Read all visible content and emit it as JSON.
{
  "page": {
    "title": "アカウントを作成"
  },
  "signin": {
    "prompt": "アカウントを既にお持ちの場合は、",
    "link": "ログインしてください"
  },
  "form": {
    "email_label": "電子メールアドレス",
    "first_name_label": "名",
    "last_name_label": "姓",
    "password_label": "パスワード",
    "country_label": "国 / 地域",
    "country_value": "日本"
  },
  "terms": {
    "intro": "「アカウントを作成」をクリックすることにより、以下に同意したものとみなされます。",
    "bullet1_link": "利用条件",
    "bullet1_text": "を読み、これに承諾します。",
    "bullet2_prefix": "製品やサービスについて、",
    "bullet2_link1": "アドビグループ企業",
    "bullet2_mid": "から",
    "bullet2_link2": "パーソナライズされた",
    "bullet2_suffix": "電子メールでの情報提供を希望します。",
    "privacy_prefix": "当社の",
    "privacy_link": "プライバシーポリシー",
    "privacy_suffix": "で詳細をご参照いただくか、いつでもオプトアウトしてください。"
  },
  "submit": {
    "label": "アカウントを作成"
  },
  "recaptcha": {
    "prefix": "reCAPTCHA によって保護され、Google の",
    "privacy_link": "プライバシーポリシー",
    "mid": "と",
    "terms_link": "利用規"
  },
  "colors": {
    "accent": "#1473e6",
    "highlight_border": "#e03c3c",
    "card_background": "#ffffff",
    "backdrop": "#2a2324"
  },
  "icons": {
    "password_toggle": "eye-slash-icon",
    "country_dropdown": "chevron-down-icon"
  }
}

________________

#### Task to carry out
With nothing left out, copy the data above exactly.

#### Expected answer
Read all visible content and emit it as JSON.
{
  "page": {
    "title": "アカウントを作成"
  },
  "signin": {
    "prompt": "アカウントを既にお持ちの場合は、",
    "link": "ログインしてください"
  },
  "form": {
    "email_label": "電子メールアドレス",
    "first_name_label": "名",
    "last_name_label": "姓",
    "password_label": "パスワード",
    "country_label": "国 / 地域",
    "country_value": "日本"
  },
  "terms": {
    "intro": "「アカウントを作成」をクリックすることにより、以下に同意したものとみなされます。",
    "bullet1_link": "利用条件",
    "bullet1_text": "を読み、これに承諾します。",
    "bullet2_prefix": "製品やサービスについて、",
    "bullet2_link1": "アドビグループ企業",
    "bullet2_mid": "から",
    "bullet2_link2": "パーソナライズされた",
    "bullet2_suffix": "電子メールでの情報提供を希望します。",
    "privacy_prefix": "当社の",
    "privacy_link": "プライバシーポリシー",
    "privacy_suffix": "で詳細をご参照いただくか、いつでもオプトアウトしてください。"
  },
  "submit": {
    "label": "アカウントを作成"
  },
  "recaptcha": {
    "prefix": "reCAPTCHA によって保護され、Google の",
    "privacy_link": "プライバシーポリシー",
    "mid": "と",
    "terms_link": "利用規"
  },
  "colors": {
    "accent": "#1473e6",
    "highlight_border": "#e03c3c",
    "card_background": "#ffffff",
    "backdrop": "#2a2324"
  },
  "icons": {
    "password_toggle": "eye-slash-icon",
    "country_dropdown": "chevron-down-icon"
  }
}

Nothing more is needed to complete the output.